* _What you are asked to do_:
Read through the material below and copy each line in which the word "this" occurs.

* _Dataset records_:

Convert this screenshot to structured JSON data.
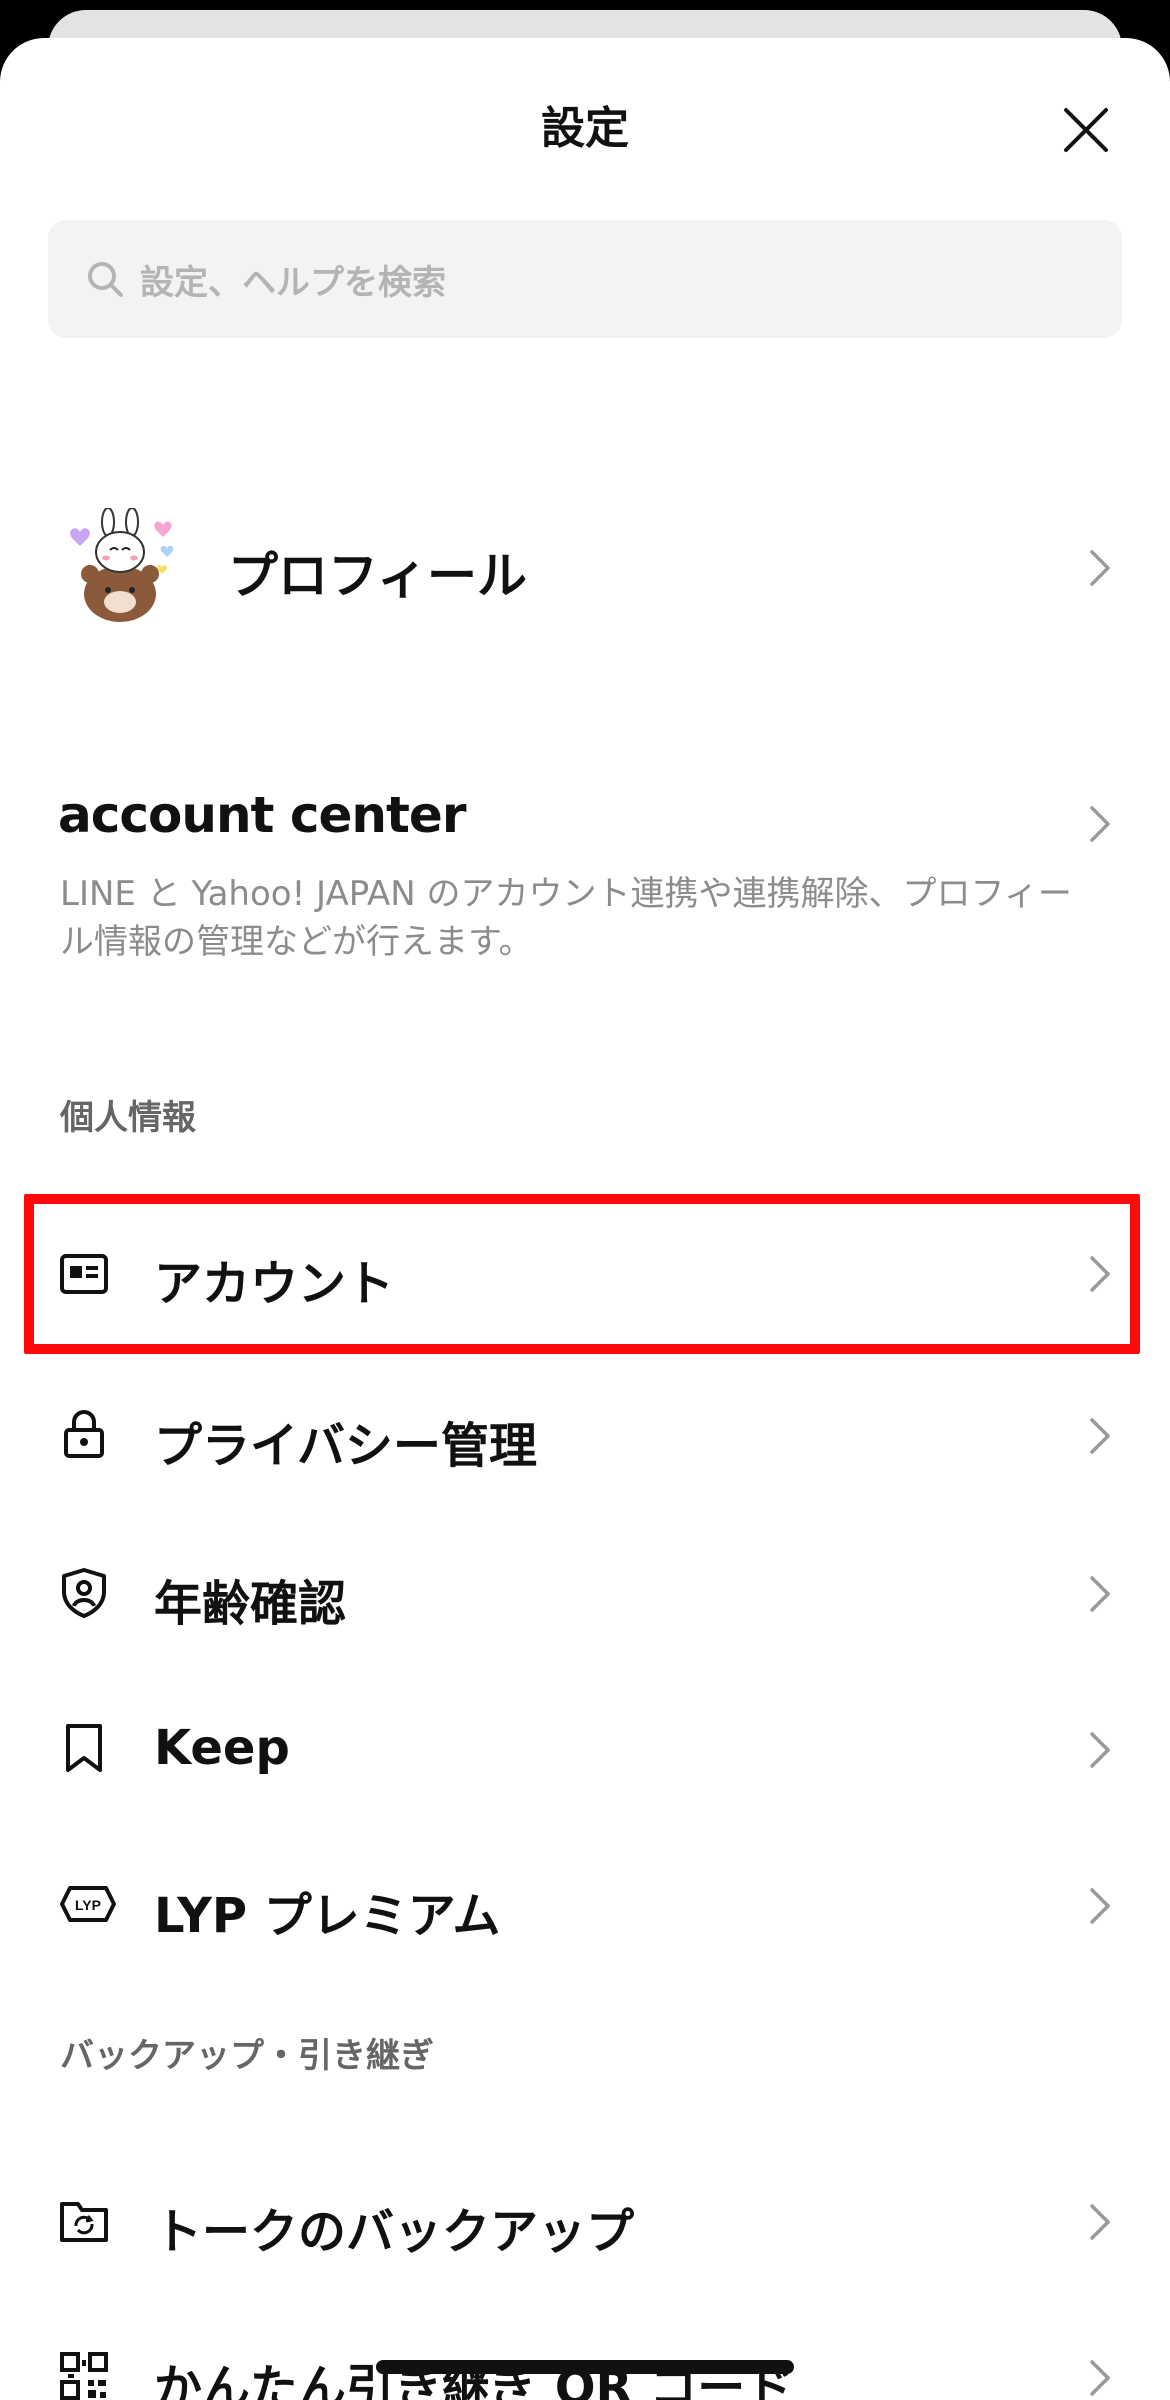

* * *

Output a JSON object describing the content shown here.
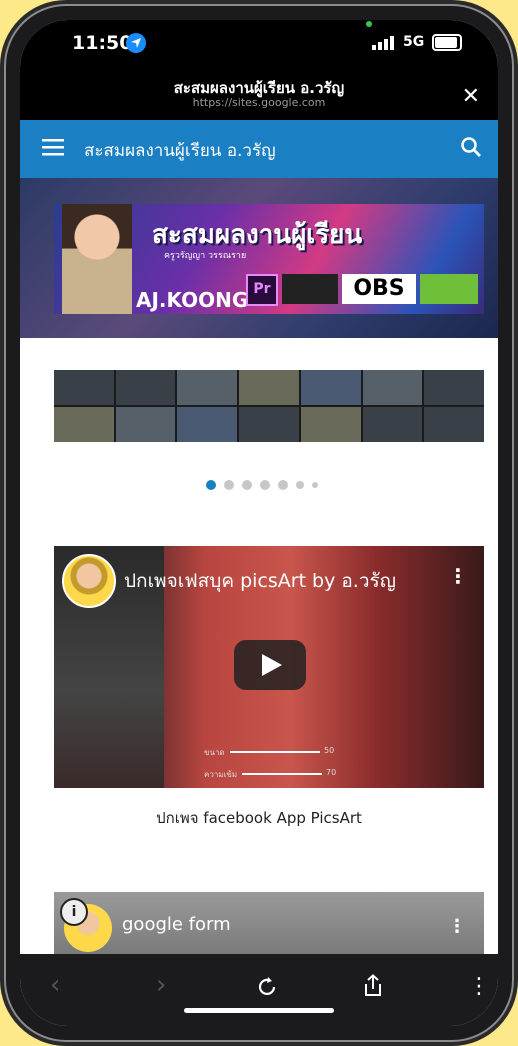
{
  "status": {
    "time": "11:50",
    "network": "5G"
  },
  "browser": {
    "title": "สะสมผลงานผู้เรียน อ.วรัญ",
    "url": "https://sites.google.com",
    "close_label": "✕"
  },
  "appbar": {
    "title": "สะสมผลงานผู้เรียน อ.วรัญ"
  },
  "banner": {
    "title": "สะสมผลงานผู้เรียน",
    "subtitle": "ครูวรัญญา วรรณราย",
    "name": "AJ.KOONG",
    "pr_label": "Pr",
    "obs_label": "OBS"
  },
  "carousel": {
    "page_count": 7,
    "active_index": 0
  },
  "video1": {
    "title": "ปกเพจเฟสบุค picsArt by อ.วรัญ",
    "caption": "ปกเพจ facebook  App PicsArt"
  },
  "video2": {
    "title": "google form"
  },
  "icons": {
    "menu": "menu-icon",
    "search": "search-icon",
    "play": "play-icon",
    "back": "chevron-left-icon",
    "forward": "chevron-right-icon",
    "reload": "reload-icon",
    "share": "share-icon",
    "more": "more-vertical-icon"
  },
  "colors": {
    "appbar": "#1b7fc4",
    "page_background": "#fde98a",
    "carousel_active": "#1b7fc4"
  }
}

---

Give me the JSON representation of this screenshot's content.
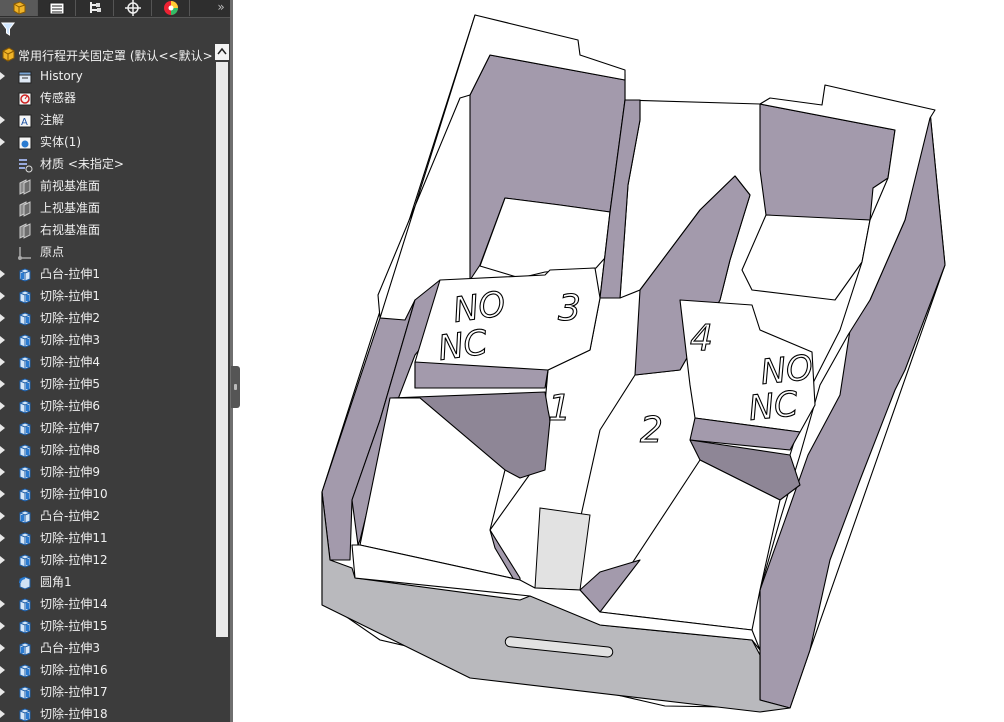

* _Output of the exercise_:
Convert this screenshot to structured JSON data.
Give me the JSON representation of this screenshot's content.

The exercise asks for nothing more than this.